====== Data provided

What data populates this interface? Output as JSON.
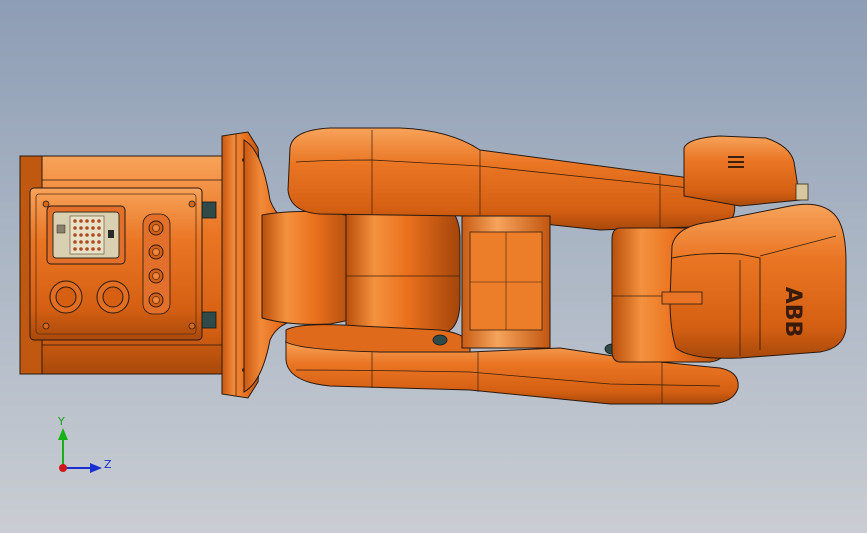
{
  "viewport": {
    "background_top": "#8d9db5",
    "background_bottom": "#c9cdd3"
  },
  "model": {
    "body_color": "#e8701f",
    "body_dark": "#a84a0c",
    "body_light": "#f59a4e",
    "outline_color": "#2a1a10",
    "brand_text": "ABB"
  },
  "triad": {
    "y_label": "Y",
    "z_label": "Z",
    "y_color": "#18b018",
    "z_color": "#1a2fd0",
    "origin_color": "#d01818"
  }
}
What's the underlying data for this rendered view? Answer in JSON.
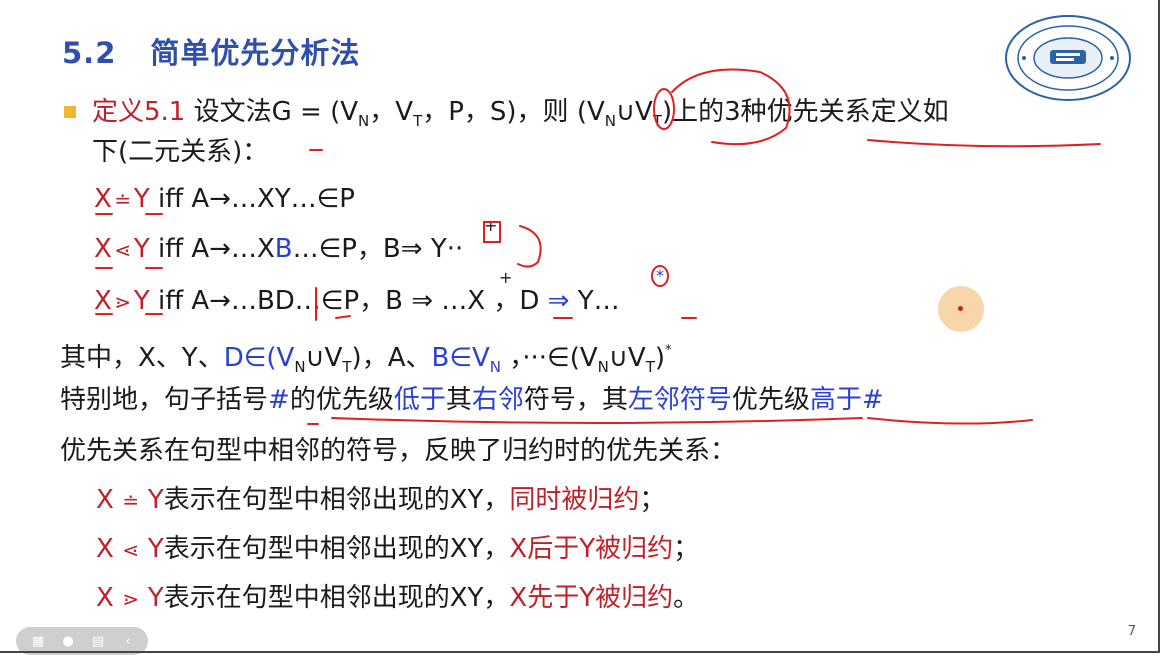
{
  "title": {
    "number": "5.2",
    "text": "简单优先分析法"
  },
  "def": {
    "label": "定义5.1",
    "pre": "设文法G = (V",
    "sub_n": "N",
    "comma1": "，V",
    "sub_t": "T",
    "mid": "，P，S)，则 (V",
    "sub_n2": "N",
    "union": "∪V",
    "sub_t2": "T",
    "post": ")上的3种优先关系定义如",
    "cont": "下(二元关系)："
  },
  "rules": [
    {
      "x": "X",
      "rel": "≐",
      "y": "Y",
      "rest": " iff  A→…XY…∈P"
    },
    {
      "x": "X",
      "rel": "⋖",
      "y": "Y",
      "rest_a": " iff  A→…X",
      "b": "B",
      "rest_b": "…∈P，B⇒ Y··",
      "plus": "+"
    },
    {
      "x": "X",
      "rel": "⋗",
      "y": "Y",
      "rest_a": " iff  A→…BD…∈P，B ⇒ …X ，D ",
      "arrow": "⇒",
      "rest_b": " Y…",
      "plus": "+",
      "star": "*"
    }
  ],
  "where": {
    "p1": "其中，X、Y、",
    "d": "D∈(V",
    "dn": "N",
    "du": "∪V",
    "dt": "T",
    "p2": ")，A、",
    "b": "B∈V",
    "bn": "N",
    "p3": " ，···∈(V",
    "p3n": "N",
    "p3u": "∪V",
    "p3t": "T",
    "p4": ")",
    "star": "*"
  },
  "special": {
    "s1": "特别地，句子括号",
    "hash1": "#",
    "s2": "的优先级",
    "low": "低于",
    "s3": "其",
    "right": "右邻",
    "s4": "符号，其",
    "left": "左邻符号",
    "s5": "优先级",
    "high": "高于#"
  },
  "reflect": "优先关系在句型中相邻的符号，反映了归约时的优先关系：",
  "meanings": [
    {
      "x": "X",
      "rel": "≐",
      "y": "Y",
      "text": "表示在句型中相邻出现的XY，",
      "tail": "同时被归约",
      "end": "；"
    },
    {
      "x": "X",
      "rel": "⋖",
      "y": "Y",
      "text": "表示在句型中相邻出现的XY，",
      "tail": "X后于Y被归约",
      "end": "；"
    },
    {
      "x": "X",
      "rel": "⋗",
      "y": "Y",
      "text": "表示在句型中相邻出现的XY，",
      "tail": "X先于Y被归约",
      "end": "。"
    }
  ],
  "page_number": "7",
  "colors": {
    "title": "#2f4fae",
    "red": "#c0202a",
    "blue": "#2a3fd8",
    "bullet": "#f2b530"
  }
}
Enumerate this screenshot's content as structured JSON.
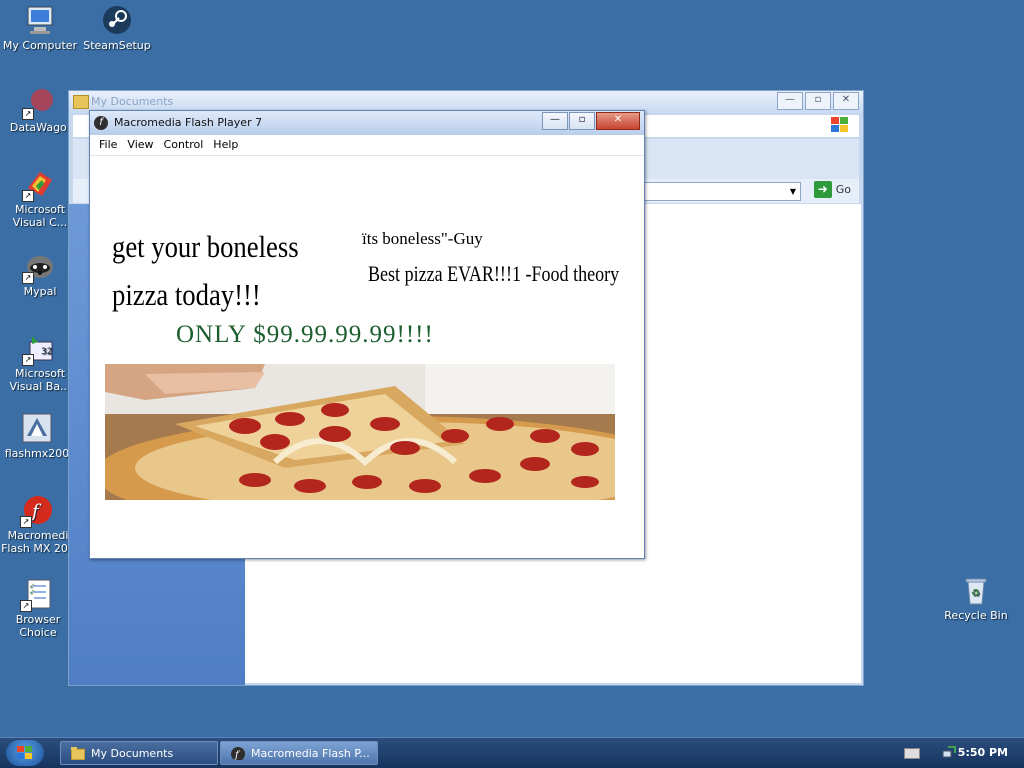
{
  "desktop": {
    "icons": [
      {
        "label": "My Computer",
        "icon": "computer-icon"
      },
      {
        "label": "SteamSetup",
        "icon": "steam-icon"
      },
      {
        "label": "DataWago.",
        "icon": "datawagon-icon"
      },
      {
        "label": "Microsoft Visual C...",
        "icon": "visual-c-icon"
      },
      {
        "label": "Mypal",
        "icon": "mypal-icon"
      },
      {
        "label": "Microsoft Visual Ba...",
        "icon": "visual-basic-icon"
      },
      {
        "label": "flashmx200",
        "icon": "flashmx-icon"
      },
      {
        "label": "Macromedi Flash MX 200",
        "icon": "flash-mx-icon"
      },
      {
        "label": "Browser Choice",
        "icon": "browser-choice-icon"
      },
      {
        "label": "Recycle Bin",
        "icon": "recycle-bin-icon"
      }
    ]
  },
  "explorer": {
    "title": "My Documents",
    "go_label": "Go"
  },
  "flash": {
    "title": "Macromedia Flash Player 7",
    "menu": [
      "File",
      "View",
      "Control",
      "Help"
    ],
    "headline_line1": "get your boneless",
    "headline_line2": "pizza today!!!",
    "quote1": "ïts boneless\"-Guy",
    "quote2": "Best pizza EVAR!!!1 -Food theory",
    "price": "ONLY $99.99.99.99!!!!",
    "image": "pepperoni-pizza-image"
  },
  "taskbar": {
    "buttons": [
      "My Documents",
      "Macromedia Flash P..."
    ],
    "clock": "5:50 PM"
  },
  "colors": {
    "desktop": "#3a6ea5",
    "price_text": "#1c5e2e",
    "close_button": "#c74532"
  }
}
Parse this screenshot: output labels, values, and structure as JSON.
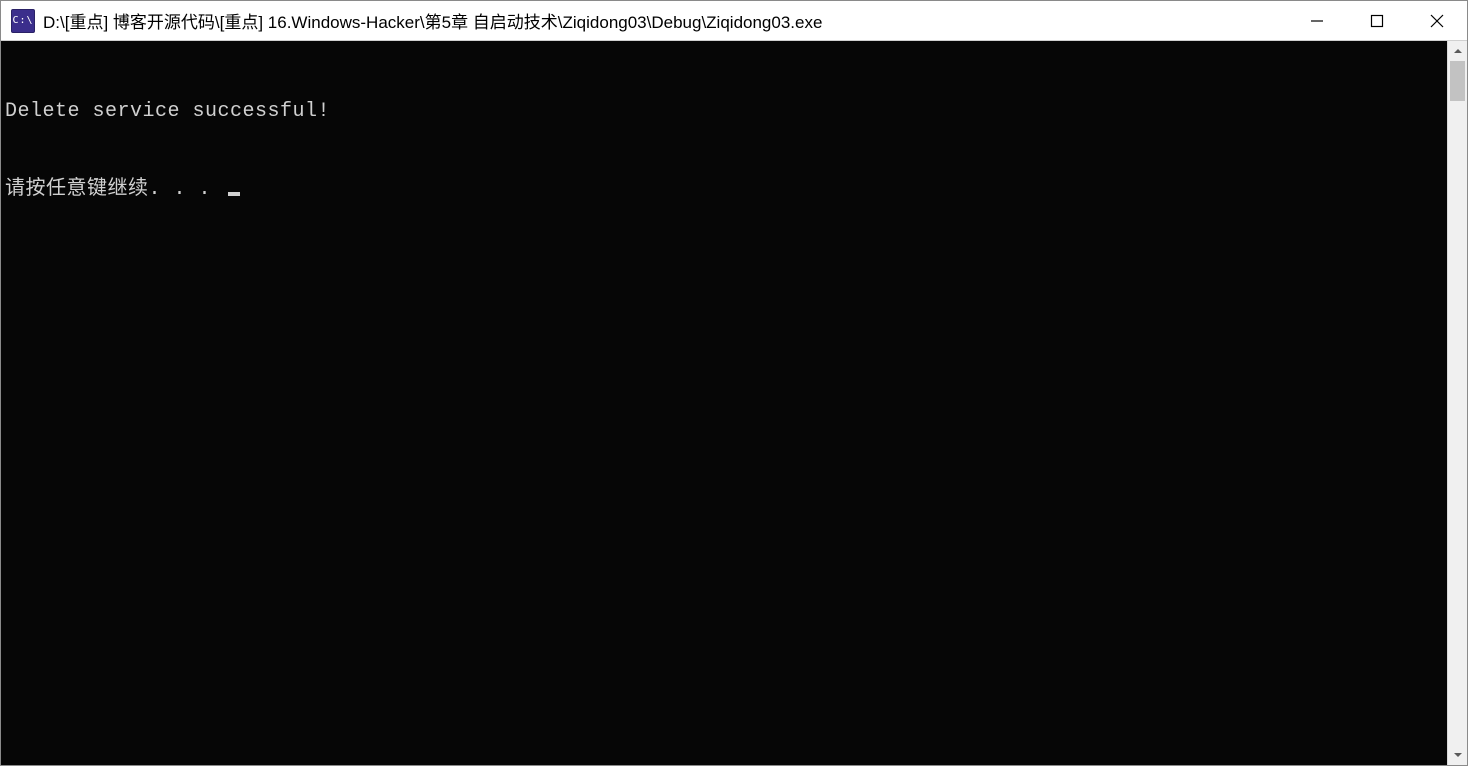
{
  "window": {
    "icon_label": "C:\\",
    "title": "D:\\[重点] 博客开源代码\\[重点] 16.Windows-Hacker\\第5章 自启动技术\\Ziqidong03\\Debug\\Ziqidong03.exe"
  },
  "console": {
    "lines": [
      "Delete service successful!",
      "请按任意键继续. . . "
    ]
  },
  "controls": {
    "minimize": "Minimize",
    "maximize": "Maximize",
    "close": "Close"
  }
}
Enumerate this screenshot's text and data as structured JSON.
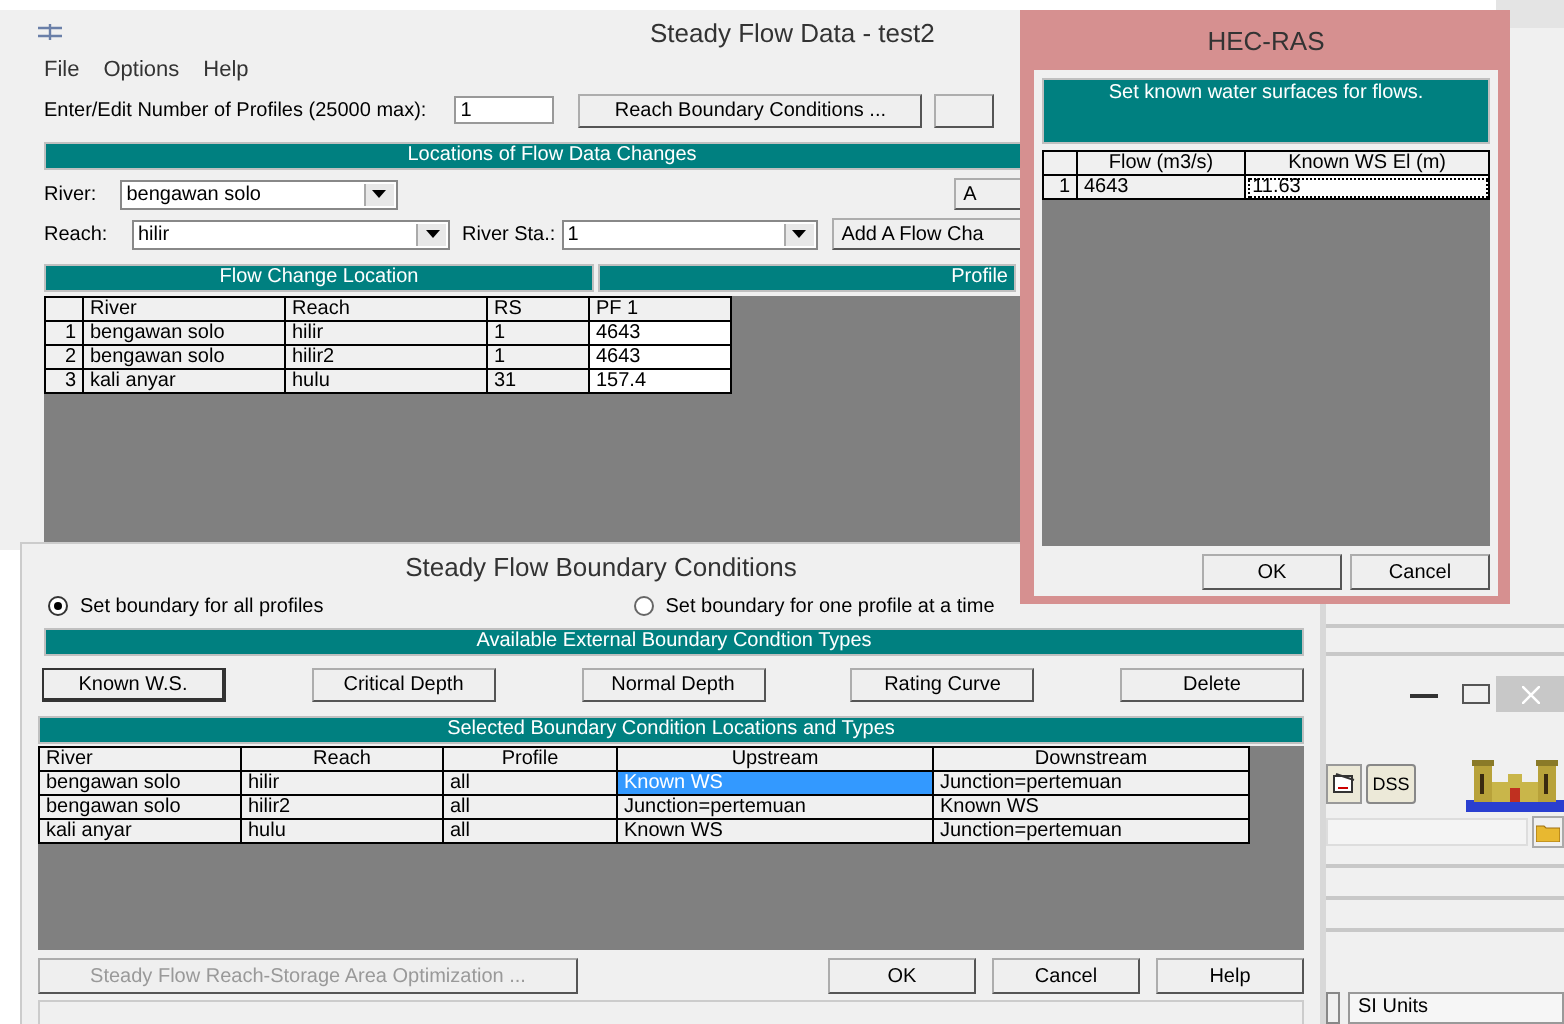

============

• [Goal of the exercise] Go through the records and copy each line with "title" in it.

• [Solution to the exercise]
  "title": {
    "title": "#2f4fae",
    "title": "My Documents",
    "title": "Macromedia Flash Player 7",
    "title": "D:\\[重点] 博客开源代码\\[重点] 16.Windows-Hacker\\第5章 自启动技术\\Ziqidong03\\Debug\\Ziqidong03.exe"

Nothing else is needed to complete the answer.